» **Task description**:
Find each line below containing the word "JSON" and copy it.

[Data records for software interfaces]
....

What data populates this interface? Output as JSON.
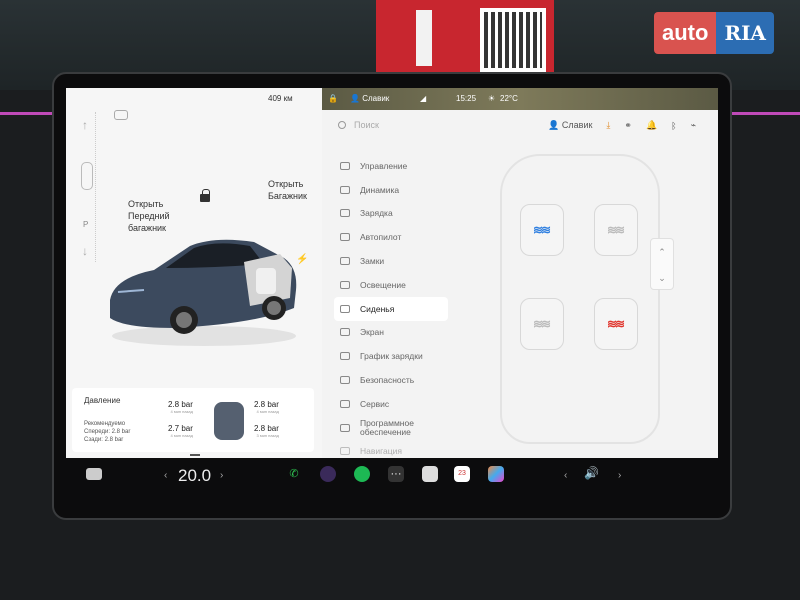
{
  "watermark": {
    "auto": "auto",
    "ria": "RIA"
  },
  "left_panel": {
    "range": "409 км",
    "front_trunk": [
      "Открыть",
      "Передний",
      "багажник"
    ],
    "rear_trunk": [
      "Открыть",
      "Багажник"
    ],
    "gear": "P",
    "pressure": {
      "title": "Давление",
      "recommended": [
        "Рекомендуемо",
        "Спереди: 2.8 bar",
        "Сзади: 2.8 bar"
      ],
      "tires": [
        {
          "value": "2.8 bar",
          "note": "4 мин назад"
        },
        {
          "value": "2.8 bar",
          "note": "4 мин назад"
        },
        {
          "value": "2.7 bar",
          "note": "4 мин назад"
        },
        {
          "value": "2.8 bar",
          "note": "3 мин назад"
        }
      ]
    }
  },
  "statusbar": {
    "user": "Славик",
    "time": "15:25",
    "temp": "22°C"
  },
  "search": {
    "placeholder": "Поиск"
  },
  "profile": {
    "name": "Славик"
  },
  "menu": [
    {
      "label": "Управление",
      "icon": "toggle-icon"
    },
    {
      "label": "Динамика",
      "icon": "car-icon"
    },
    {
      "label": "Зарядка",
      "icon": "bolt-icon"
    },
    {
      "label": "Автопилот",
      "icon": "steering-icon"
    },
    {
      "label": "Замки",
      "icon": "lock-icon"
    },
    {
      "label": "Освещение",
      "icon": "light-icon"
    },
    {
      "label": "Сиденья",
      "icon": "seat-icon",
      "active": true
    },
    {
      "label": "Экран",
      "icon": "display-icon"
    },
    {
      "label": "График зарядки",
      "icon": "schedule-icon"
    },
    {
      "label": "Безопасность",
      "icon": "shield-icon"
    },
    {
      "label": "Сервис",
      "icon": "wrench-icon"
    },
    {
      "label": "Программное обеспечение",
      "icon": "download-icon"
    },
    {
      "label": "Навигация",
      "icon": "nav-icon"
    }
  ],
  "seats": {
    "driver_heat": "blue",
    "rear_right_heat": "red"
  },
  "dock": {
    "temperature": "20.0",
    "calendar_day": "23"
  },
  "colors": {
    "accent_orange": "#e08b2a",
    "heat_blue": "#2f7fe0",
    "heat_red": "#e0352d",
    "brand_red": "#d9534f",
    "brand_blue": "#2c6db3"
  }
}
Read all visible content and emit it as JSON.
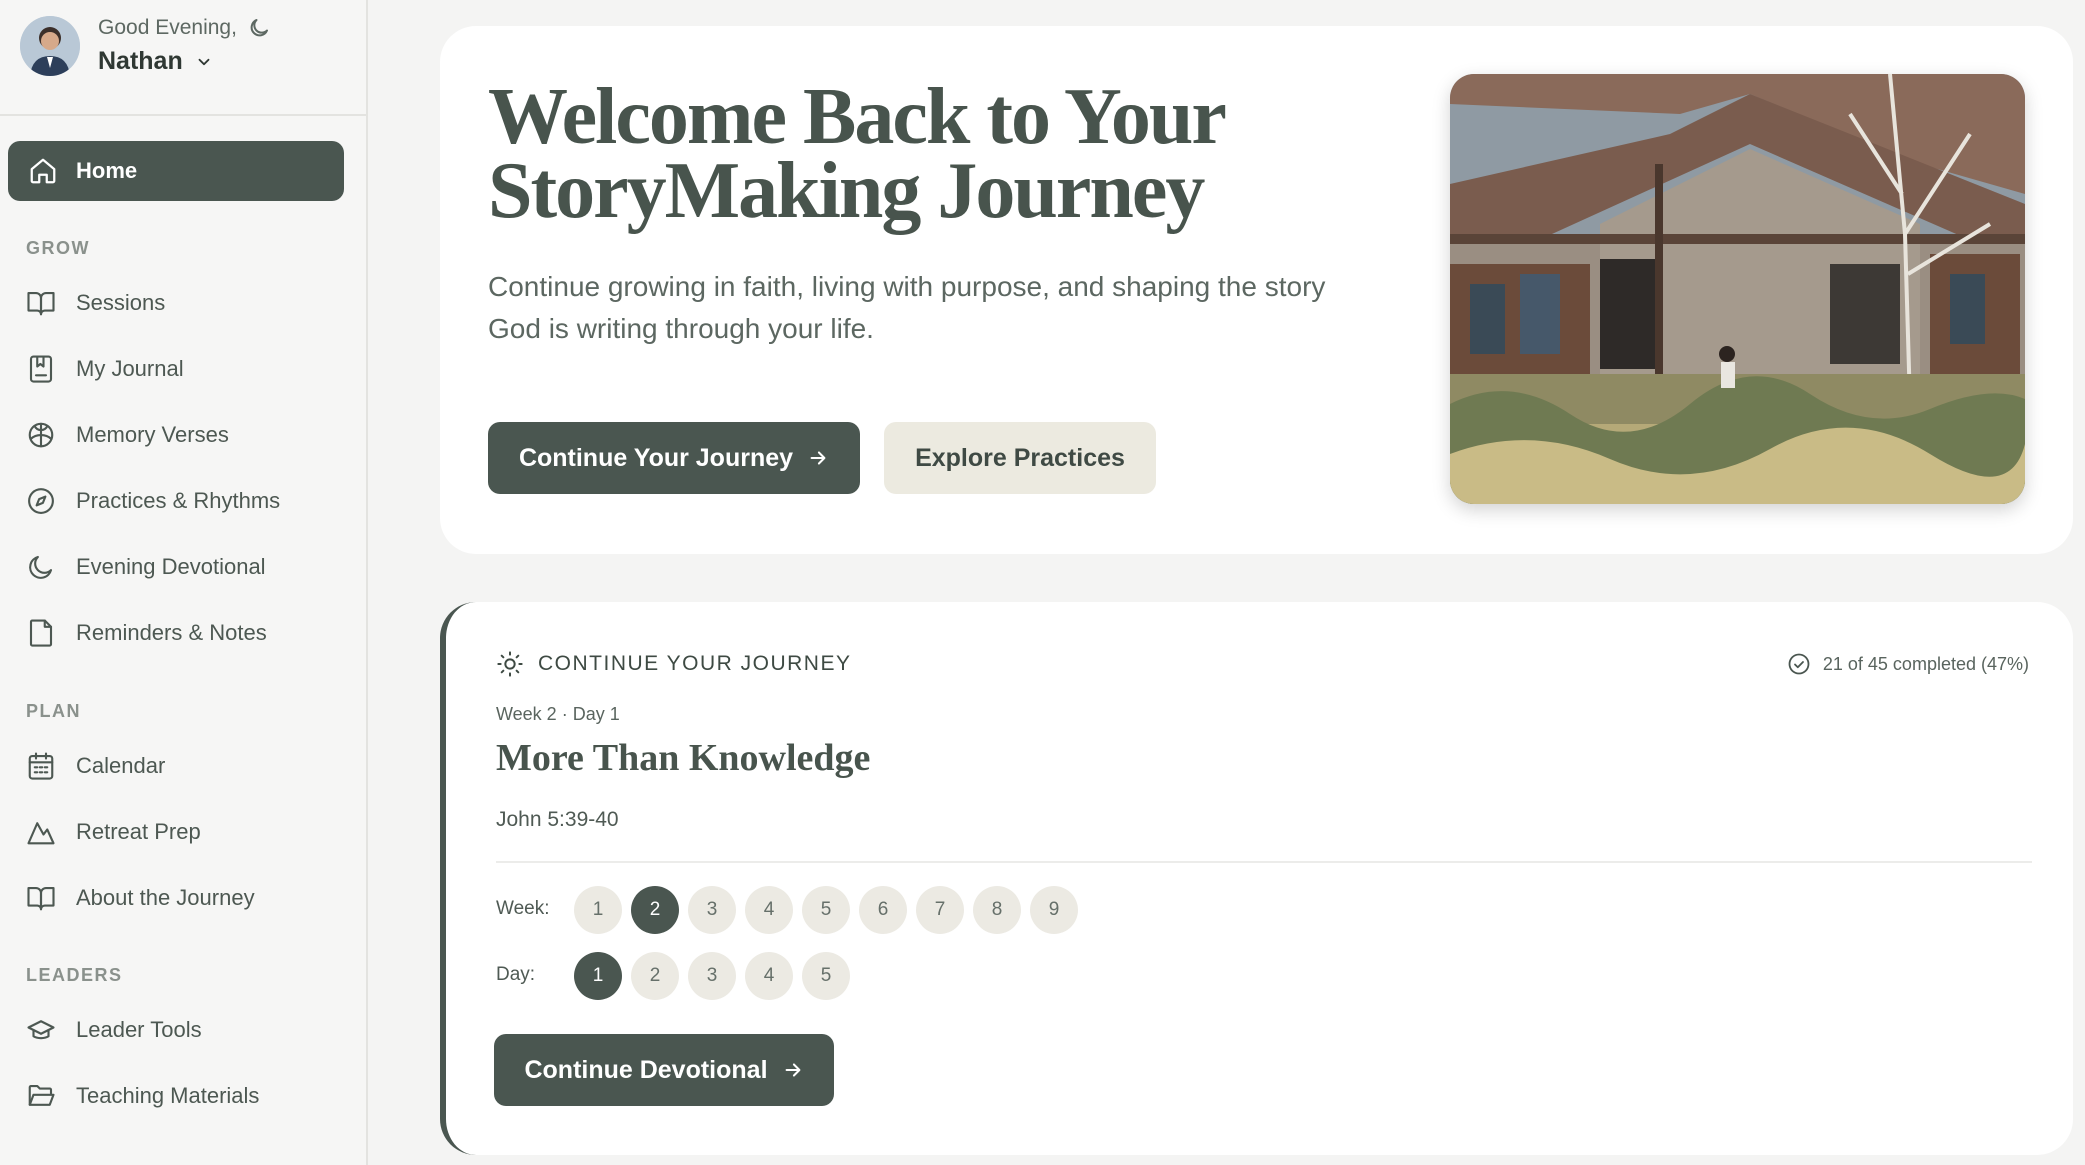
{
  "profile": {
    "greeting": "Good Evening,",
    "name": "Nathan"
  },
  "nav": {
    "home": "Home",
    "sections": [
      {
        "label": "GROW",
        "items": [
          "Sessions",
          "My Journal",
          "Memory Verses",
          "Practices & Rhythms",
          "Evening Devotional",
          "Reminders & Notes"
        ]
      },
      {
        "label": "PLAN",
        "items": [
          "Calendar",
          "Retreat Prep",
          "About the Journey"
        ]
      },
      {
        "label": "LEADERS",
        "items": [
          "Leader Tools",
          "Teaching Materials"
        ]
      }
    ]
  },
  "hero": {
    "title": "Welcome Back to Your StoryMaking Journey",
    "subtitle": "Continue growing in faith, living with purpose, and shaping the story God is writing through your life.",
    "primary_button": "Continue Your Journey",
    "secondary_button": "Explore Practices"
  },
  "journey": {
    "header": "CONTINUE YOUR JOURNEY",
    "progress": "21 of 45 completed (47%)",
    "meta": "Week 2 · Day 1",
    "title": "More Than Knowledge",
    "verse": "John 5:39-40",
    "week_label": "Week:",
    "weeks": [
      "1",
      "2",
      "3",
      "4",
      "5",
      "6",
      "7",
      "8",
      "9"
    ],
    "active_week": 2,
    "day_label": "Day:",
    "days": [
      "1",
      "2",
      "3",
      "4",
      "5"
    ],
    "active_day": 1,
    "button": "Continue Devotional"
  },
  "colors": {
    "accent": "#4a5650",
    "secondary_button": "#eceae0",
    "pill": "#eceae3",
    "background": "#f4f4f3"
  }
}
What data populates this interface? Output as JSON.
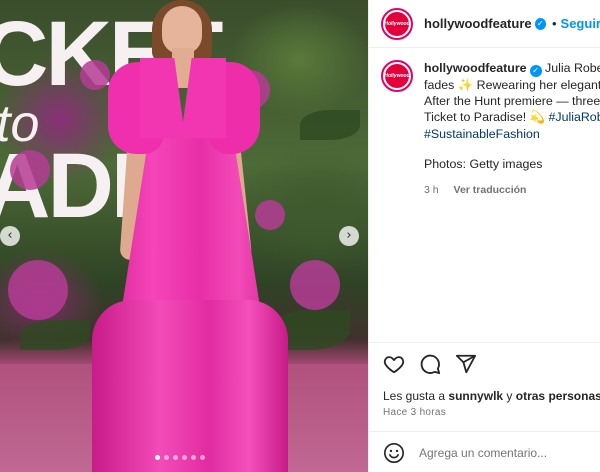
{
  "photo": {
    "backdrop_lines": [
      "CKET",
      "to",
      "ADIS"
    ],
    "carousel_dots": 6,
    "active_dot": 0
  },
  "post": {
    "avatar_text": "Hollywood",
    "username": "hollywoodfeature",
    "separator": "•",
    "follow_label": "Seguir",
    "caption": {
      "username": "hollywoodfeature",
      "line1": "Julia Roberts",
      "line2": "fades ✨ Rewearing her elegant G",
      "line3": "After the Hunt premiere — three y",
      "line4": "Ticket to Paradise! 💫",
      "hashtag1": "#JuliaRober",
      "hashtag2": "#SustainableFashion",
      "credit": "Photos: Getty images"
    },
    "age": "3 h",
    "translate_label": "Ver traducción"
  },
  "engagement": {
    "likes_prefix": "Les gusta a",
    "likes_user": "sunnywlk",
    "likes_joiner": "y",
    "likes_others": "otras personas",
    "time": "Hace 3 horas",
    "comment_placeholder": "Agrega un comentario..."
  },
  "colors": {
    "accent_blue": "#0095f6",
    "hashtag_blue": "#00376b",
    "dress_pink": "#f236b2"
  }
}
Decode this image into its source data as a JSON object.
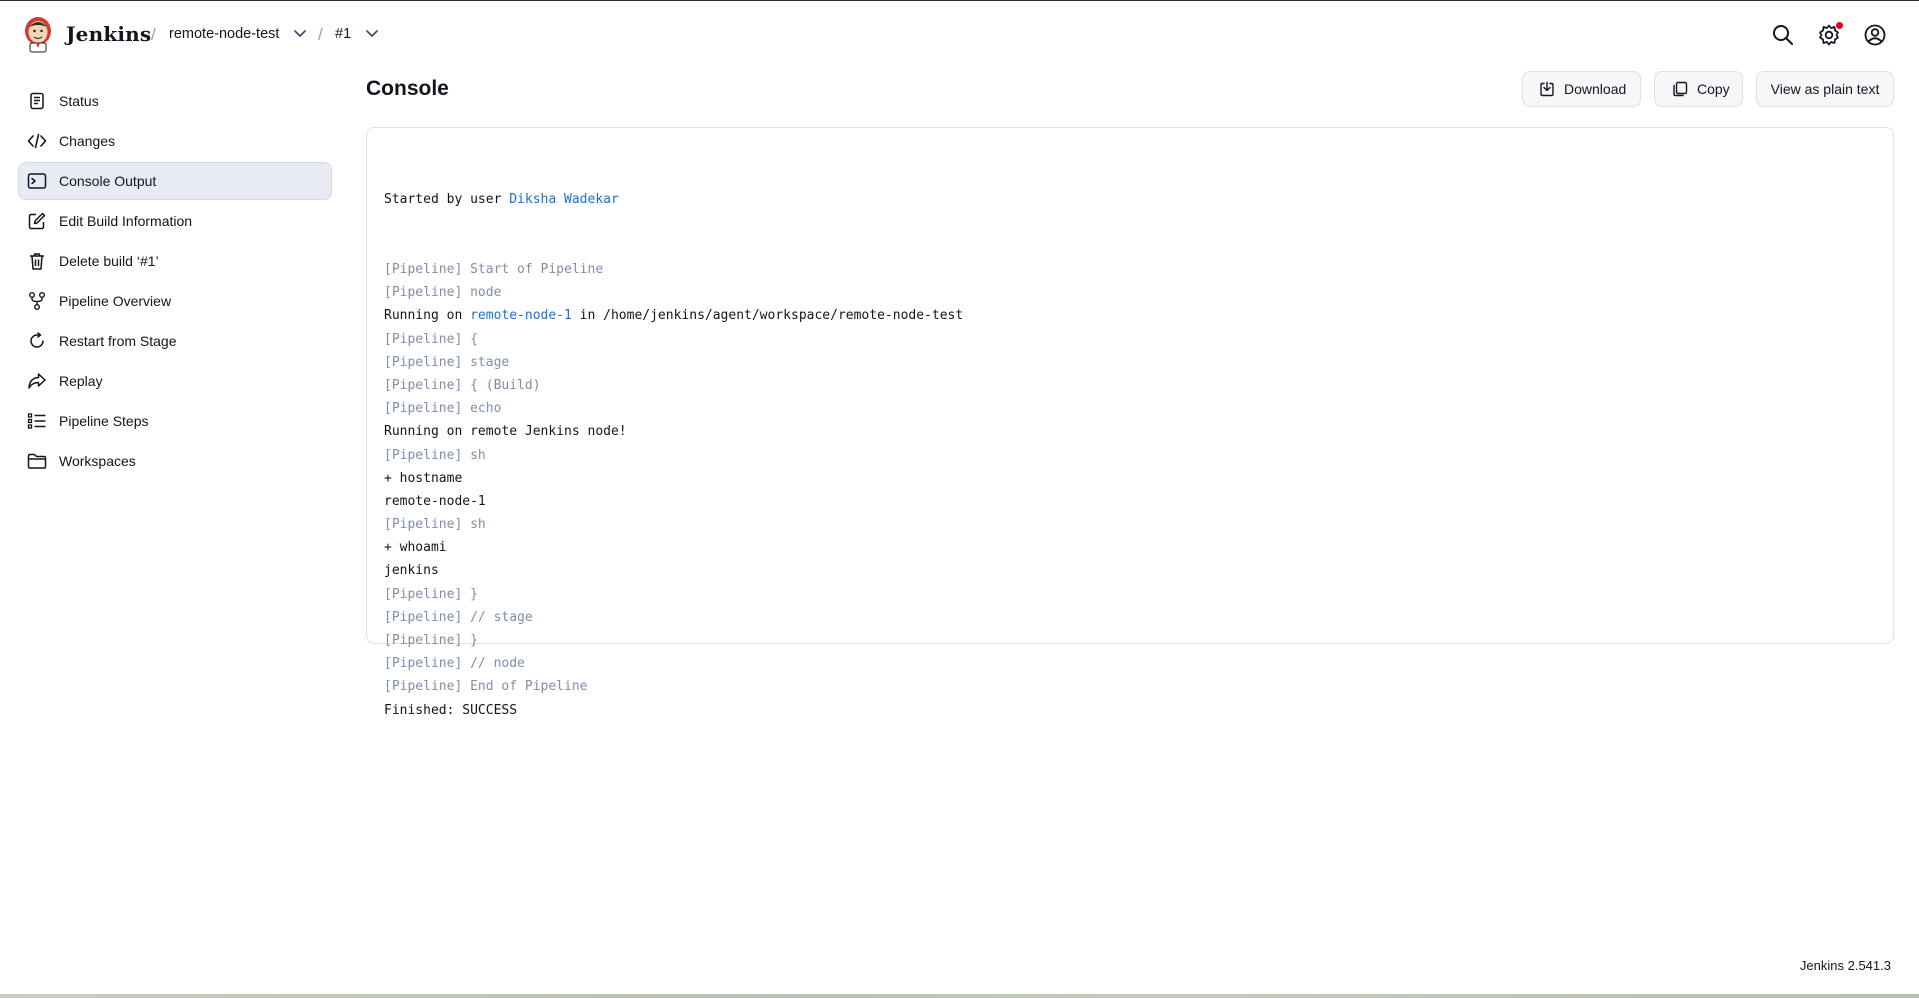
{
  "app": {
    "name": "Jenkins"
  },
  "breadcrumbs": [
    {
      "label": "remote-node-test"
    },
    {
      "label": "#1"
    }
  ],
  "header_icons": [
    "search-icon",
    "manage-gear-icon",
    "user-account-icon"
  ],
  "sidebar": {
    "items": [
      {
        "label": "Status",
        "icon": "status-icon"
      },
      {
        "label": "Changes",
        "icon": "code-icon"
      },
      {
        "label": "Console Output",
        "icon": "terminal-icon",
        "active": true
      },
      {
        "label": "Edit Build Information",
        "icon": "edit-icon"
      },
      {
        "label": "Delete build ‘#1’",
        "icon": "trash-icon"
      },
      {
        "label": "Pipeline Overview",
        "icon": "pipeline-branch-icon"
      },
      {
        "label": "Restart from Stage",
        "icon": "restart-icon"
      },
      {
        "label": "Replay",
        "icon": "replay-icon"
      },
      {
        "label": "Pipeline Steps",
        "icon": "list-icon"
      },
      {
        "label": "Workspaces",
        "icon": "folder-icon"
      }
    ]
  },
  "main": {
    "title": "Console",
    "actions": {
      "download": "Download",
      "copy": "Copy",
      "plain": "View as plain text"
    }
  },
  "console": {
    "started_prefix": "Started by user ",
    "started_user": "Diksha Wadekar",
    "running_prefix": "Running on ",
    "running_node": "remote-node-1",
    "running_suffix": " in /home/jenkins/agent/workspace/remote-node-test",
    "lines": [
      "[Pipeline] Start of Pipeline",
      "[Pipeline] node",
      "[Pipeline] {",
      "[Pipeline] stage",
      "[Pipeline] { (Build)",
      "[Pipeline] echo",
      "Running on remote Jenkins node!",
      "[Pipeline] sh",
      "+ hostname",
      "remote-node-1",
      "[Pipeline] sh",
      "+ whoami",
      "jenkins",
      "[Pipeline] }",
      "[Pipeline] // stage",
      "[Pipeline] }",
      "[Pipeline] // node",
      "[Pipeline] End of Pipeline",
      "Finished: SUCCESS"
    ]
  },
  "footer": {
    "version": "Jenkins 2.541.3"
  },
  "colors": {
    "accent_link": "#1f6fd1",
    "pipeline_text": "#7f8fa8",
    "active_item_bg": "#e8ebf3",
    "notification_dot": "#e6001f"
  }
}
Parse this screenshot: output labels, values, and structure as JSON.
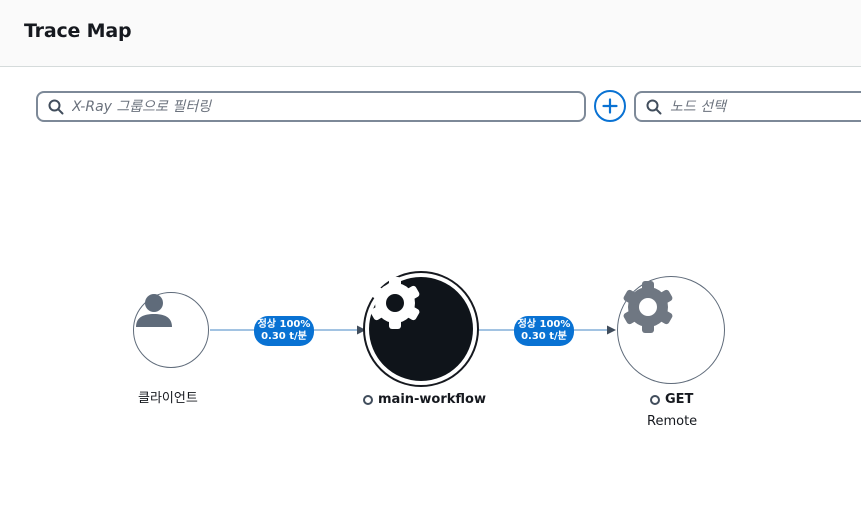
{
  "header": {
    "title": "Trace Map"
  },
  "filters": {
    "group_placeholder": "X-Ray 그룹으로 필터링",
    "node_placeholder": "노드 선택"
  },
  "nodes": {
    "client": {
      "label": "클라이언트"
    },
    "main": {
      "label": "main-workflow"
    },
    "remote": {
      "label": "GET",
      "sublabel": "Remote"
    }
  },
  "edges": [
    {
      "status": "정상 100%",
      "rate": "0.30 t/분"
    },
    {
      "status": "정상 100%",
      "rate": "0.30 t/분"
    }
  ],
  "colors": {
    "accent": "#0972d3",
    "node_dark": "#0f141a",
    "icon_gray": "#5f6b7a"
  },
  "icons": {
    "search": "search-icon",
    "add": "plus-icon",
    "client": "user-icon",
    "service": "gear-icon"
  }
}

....

» **Output for this exercise**:
What data populates this interface? Output as JSON.
Read all visible content and emit it as JSON.
What data populates this interface? Output as JSON.
Decode this image into its source data as a JSON object.
Parse this screenshot: output labels, values, and structure as JSON.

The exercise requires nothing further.